PROBLEM DETAILS » Pull each line holding the word "this" from the data.

PROVIDED DATA »

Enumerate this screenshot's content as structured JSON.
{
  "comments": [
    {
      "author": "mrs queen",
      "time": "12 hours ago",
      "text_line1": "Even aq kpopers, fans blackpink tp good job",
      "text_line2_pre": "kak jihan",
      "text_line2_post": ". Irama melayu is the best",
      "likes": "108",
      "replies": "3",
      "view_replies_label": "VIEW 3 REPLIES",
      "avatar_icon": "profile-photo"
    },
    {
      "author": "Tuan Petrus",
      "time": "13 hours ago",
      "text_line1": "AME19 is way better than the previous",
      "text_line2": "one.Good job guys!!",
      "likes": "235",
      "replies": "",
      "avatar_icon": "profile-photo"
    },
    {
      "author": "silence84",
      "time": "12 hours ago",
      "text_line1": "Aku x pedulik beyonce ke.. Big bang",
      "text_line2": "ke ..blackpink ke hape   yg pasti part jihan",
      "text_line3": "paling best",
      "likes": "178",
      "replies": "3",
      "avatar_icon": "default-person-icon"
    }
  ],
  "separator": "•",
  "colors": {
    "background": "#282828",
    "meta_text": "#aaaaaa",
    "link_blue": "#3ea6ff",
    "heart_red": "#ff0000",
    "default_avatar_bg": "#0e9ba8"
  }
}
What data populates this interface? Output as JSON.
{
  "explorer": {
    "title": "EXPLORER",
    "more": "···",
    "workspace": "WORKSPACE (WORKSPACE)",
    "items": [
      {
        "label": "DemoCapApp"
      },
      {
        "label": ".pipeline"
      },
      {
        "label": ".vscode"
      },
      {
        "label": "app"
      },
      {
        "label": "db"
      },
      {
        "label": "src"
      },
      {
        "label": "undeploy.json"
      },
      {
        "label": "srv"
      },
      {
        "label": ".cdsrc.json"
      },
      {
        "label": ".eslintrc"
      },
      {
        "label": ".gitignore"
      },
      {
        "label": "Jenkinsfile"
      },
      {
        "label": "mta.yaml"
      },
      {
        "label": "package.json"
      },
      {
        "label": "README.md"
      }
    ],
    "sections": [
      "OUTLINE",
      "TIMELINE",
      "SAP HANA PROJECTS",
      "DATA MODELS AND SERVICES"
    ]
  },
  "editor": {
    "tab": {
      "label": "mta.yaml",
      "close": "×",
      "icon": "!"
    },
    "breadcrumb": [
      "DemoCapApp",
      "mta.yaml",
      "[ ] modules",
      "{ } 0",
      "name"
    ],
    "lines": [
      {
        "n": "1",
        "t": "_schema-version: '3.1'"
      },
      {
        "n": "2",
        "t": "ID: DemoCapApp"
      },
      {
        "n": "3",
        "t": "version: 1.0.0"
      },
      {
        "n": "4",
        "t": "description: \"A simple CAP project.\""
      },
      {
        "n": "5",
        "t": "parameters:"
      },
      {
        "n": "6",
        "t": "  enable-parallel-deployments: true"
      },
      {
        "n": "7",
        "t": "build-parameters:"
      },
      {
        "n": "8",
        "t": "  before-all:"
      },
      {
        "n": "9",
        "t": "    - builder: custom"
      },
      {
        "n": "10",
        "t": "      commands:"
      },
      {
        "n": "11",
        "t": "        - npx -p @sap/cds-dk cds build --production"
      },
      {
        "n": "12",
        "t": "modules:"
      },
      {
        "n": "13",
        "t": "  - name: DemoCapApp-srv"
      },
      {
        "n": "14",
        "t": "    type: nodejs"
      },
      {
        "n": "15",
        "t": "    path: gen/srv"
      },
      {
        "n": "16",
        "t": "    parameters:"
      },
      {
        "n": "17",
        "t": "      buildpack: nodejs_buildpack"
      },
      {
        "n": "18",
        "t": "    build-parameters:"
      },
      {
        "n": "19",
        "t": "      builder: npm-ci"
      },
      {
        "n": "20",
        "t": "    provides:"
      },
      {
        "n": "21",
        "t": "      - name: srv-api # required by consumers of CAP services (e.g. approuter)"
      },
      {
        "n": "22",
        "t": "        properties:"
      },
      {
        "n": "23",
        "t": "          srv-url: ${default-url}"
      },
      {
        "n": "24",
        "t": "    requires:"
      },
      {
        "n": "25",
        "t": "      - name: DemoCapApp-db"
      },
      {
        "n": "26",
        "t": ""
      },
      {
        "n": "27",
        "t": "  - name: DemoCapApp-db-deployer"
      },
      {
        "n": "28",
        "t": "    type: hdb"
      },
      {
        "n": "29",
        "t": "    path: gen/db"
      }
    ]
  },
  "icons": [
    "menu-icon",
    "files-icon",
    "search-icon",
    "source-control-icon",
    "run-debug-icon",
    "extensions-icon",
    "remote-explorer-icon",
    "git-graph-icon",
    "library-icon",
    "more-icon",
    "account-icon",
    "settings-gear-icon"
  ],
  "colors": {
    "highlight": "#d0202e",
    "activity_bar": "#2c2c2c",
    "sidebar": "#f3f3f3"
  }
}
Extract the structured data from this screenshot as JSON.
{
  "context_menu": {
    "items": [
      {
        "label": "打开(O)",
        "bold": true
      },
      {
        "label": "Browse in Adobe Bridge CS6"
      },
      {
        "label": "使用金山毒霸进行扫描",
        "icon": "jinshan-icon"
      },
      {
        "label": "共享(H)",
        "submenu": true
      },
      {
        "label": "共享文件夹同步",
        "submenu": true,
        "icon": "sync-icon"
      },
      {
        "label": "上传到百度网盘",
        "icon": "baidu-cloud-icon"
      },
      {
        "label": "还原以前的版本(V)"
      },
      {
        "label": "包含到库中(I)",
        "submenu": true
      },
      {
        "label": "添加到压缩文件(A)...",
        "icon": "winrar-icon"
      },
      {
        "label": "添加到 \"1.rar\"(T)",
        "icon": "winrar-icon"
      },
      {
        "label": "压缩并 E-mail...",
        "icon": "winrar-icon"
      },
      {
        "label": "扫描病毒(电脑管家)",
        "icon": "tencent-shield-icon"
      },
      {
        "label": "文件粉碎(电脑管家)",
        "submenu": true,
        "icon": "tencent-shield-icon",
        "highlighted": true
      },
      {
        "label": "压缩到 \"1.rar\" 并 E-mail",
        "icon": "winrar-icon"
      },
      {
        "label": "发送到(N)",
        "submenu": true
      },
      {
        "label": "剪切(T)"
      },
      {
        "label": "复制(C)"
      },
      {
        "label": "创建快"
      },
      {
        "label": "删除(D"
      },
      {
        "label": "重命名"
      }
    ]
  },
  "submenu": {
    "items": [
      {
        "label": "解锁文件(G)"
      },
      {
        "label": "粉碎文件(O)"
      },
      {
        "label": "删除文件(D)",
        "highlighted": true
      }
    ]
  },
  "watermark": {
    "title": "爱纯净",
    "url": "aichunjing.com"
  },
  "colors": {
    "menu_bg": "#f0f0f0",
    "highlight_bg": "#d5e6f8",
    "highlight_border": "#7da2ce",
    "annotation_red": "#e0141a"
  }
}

EXERCISE RESPONSE »
Enumerate this screenshot's content as structured JSON.
What data populates this interface? Output as JSON.
Extract the structured data from this screenshot as JSON.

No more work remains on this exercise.